About this task — Set down each record exactly. Omit the pictures.

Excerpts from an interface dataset
○ ○ ○ ○

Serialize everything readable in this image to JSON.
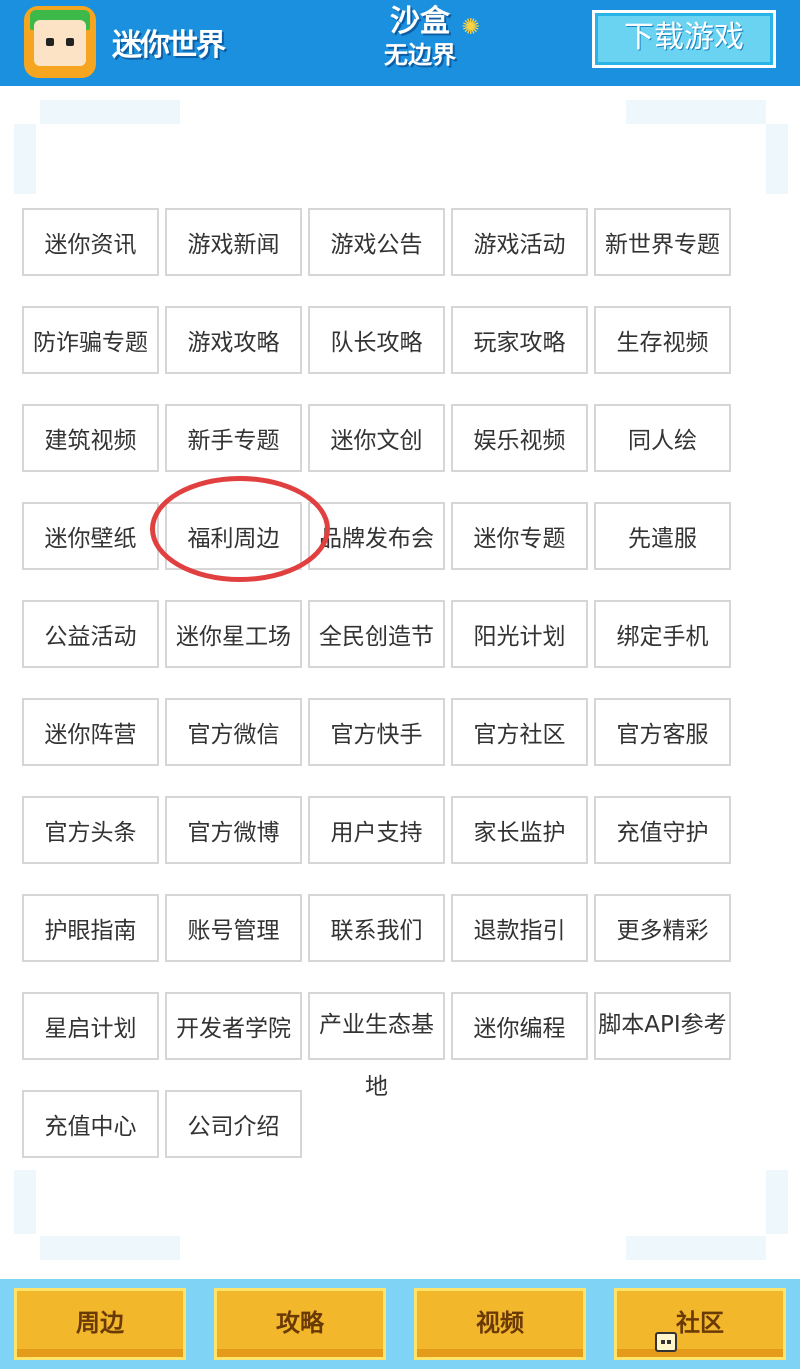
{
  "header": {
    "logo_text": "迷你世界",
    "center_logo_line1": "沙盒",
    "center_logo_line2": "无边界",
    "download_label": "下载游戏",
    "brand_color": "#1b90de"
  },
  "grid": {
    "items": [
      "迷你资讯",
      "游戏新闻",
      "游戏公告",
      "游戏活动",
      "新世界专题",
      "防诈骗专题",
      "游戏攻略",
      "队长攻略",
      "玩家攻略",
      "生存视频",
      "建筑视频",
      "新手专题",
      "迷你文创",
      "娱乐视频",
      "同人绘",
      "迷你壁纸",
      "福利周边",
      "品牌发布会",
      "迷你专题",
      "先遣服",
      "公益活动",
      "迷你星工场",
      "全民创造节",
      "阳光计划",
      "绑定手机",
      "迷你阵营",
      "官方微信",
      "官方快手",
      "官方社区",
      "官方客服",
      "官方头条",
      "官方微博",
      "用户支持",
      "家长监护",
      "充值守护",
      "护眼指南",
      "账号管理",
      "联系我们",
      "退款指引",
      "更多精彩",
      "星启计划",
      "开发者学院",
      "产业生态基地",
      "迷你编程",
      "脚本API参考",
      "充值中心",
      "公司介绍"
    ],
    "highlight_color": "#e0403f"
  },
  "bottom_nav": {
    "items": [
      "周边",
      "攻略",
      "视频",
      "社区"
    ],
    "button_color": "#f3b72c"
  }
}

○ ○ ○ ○

Solution for this task —
Serialize everything readable in this image to JSON.
{
  "header": {
    "logo_text": "迷你世界",
    "center_logo_line1": "沙盒",
    "center_logo_line2": "无边界",
    "download_label": "下载游戏",
    "brand_color": "#1b90de"
  },
  "grid": {
    "items": [
      "迷你资讯",
      "游戏新闻",
      "游戏公告",
      "游戏活动",
      "新世界专题",
      "防诈骗专题",
      "游戏攻略",
      "队长攻略",
      "玩家攻略",
      "生存视频",
      "建筑视频",
      "新手专题",
      "迷你文创",
      "娱乐视频",
      "同人绘",
      "迷你壁纸",
      "福利周边",
      "品牌发布会",
      "迷你专题",
      "先遣服",
      "公益活动",
      "迷你星工场",
      "全民创造节",
      "阳光计划",
      "绑定手机",
      "迷你阵营",
      "官方微信",
      "官方快手",
      "官方社区",
      "官方客服",
      "官方头条",
      "官方微博",
      "用户支持",
      "家长监护",
      "充值守护",
      "护眼指南",
      "账号管理",
      "联系我们",
      "退款指引",
      "更多精彩",
      "星启计划",
      "开发者学院",
      "产业生态基地",
      "迷你编程",
      "脚本API参考",
      "充值中心",
      "公司介绍"
    ],
    "highlight_color": "#e0403f"
  },
  "bottom_nav": {
    "items": [
      "周边",
      "攻略",
      "视频",
      "社区"
    ],
    "button_color": "#f3b72c"
  }
}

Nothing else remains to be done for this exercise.